*** Provided material
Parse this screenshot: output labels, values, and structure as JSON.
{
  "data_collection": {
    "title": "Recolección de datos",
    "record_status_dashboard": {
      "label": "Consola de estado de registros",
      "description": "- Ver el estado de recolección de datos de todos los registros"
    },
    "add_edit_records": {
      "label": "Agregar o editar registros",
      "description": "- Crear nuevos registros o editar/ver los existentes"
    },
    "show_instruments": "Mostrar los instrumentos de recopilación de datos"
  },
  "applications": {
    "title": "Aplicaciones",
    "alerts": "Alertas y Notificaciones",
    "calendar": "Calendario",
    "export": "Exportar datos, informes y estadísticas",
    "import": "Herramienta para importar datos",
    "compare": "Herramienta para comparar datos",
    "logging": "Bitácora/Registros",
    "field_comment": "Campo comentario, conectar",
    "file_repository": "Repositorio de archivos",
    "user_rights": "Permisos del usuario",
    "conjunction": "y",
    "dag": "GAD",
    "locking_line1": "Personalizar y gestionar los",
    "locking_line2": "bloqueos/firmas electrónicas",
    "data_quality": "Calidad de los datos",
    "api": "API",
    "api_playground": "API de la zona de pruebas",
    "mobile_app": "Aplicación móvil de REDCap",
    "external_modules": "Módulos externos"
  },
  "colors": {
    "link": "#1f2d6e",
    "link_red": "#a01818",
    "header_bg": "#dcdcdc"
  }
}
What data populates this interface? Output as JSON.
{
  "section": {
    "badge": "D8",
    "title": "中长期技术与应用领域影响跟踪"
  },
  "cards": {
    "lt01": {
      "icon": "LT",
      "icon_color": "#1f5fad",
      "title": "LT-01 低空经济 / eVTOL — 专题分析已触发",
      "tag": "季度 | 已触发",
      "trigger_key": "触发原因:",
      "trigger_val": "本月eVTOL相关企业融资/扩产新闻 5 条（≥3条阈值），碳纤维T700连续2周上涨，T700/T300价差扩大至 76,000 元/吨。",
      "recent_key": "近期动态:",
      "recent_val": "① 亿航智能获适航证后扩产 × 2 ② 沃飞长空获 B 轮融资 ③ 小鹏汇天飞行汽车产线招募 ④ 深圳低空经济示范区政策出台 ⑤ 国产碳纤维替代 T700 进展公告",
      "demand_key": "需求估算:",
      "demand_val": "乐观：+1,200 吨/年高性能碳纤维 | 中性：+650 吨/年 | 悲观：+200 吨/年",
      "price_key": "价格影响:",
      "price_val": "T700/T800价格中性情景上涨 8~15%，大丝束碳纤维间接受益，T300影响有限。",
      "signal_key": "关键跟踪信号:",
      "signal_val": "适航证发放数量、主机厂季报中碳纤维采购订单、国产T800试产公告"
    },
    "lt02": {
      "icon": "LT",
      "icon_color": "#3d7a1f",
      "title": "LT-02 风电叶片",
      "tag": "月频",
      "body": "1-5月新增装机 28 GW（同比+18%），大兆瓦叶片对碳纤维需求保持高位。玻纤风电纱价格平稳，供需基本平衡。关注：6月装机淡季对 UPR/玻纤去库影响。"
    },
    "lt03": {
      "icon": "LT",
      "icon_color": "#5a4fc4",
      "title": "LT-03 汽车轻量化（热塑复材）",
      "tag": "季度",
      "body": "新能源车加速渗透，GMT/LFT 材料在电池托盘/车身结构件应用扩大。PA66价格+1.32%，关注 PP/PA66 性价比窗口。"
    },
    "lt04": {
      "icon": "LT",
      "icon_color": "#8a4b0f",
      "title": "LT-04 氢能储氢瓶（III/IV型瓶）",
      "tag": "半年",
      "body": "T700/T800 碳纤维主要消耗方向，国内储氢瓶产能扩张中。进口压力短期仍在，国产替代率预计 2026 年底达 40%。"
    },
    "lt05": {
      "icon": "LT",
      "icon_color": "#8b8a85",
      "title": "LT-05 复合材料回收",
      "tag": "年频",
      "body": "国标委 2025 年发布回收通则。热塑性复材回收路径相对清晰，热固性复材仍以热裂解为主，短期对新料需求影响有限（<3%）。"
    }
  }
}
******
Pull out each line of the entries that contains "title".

Written response:
    "title": "Recolección de datos",
    "title": "Aplicaciones",
    "title": "中长期技术与应用领域影响跟踪"
      "title": "LT-01 低空经济 / eVTOL — 专题分析已触发",
      "title": "LT-02 风电叶片",
      "title": "LT-03 汽车轻量化（热塑复材）",
      "title": "LT-04 氢能储氢瓶（III/IV型瓶）",
      "title": "LT-05 复合材料回收",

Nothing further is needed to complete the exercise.